Similarly, for Hamilton’s (2011) evaluation of tidal wetland plant community diversity trends in South Slough sites, important methodological differences between survey years complicated her analyses. Specifically, she noted that plot size bias may have influenced estimates of diversity indices. She adds that the effects of marsh surface elevation/inundation period were not controlled for during data collection.

It should be noted that the Laferriere et al. (2010) study was designed primarily to assess the status of Assiminea parasitologica (AP), a small, invasive snail native to Japan. Although vegetation sampling occurred in a variety of habitats, including both low and high marshes across a wide salinity range, data collection was limited by design to areas that are most likely inhabited by AP. For more information about AP, refer to Chapter 18: Non-Indigenous/Invasive Species.

Unfortunately, there is no written historic record of marsh vegetation in the lower Coos estuary. Consequently, it is difficult to determine the precise amount of wetland within the project area that has been lost to other uses since the early 19th century. Analyses of sediment and plant material and other analytical techniques indicate that marshes within the lower Coos watershed have been severely disturbed by human activities (Hofnagle et al. 1976, Good 2000, CoosWA 2006). Arriving at an exact estimate of wetland acres converted has proven to be difficult in the absence of a comprehensive historical reconstruction of the original extent of tidal wetlands in the Coos estuary (e.g., Benner 1992).

In particular, there is little information available about the historic extent of scrub-shrub and forested tidal wetlands in the Coos estuary, which would have been almost entirely converted prior to NWI wetland mapping in 1979. The Tidal Wetland Vegetation data summary does not reflect the true loss of those habitats and recognizes the omission as a critical data gap.
Finally, it is important to note that the studies used in this data summary do not all make use of the same standardized sampling or analysis method. Care should be taken when comparing the results and conclusions of one study against another.

Terrestrial Vegetation: LEMMA models are most useful (and accurate) at landscape or regional scales, and are considered much less useful at the stand scale (LEMMA 2014a, 2014b). The project area boundaries are slightly smaller than a landscape scale so there will be some discrepancies between the modeled attributes reported and those observed on the ground. In addition, the models only apply to lands that currently support at least 10% tree cover. The purpose of using the LEMMA data was to compile a picture of species distributions for the project area as a whole.

Aerial surveys of SNC disease are a conservative estimate since only those diseased trees visible from the air are counted. The same holds true for aerial surveys conducted for other damaged trees (e.g., bears damage is an underestimate). In addition, accuracy of aerial surveys depends on surveyor experience (sketch-mapping is highly subjective), weather, time of day, time of year and visibility. Observers evaluate and record forest health at a rate of 30 seconds/mile. Accuracy assessments have not been completed for the USFS 2014 annual surveys. However, the data are ground-checked to ensure appropriate coding on the maps. The map information should only be used as an indicator of insect and disease activity and need to be ground verified for other uses.
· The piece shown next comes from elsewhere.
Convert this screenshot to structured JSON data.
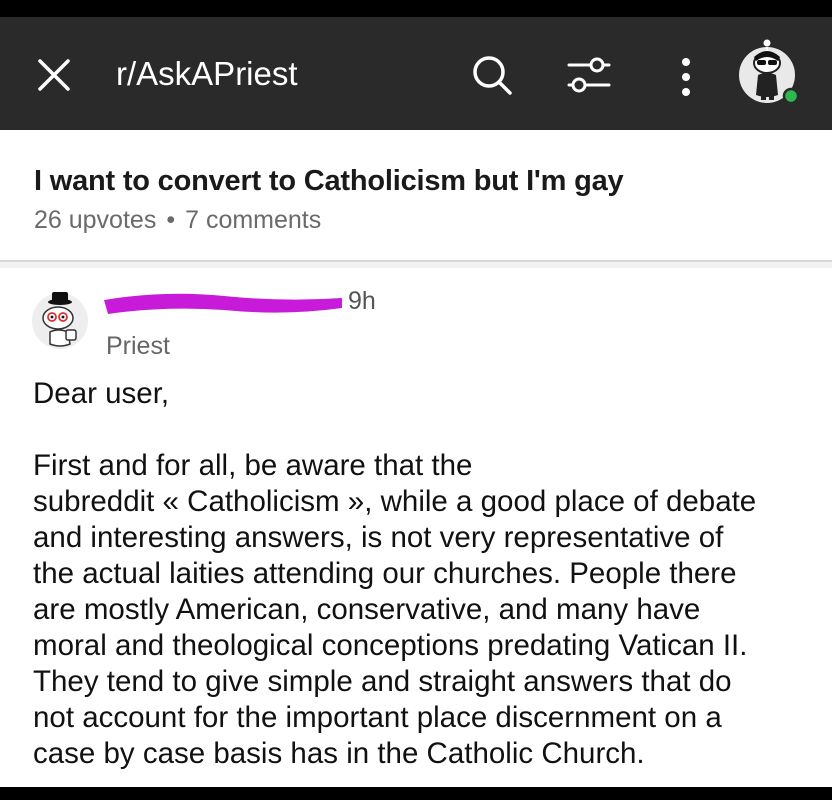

Old Growth Forests: The old growth forest dataset (LEMMA 2014b) was developed for regional monitoring of old growth forest status and trends. Spatial accuracy is based on a regional scale and may be suitable for use at 5th or 6th field watershed scales. The entire project area is slightly larger that a 5th field watershed, so fits within that criteria, though the subsystems we consider are often times smaller (e.g. Pony subsystem is a 7th field watershed) and so accuracy becomes questionable at that scale.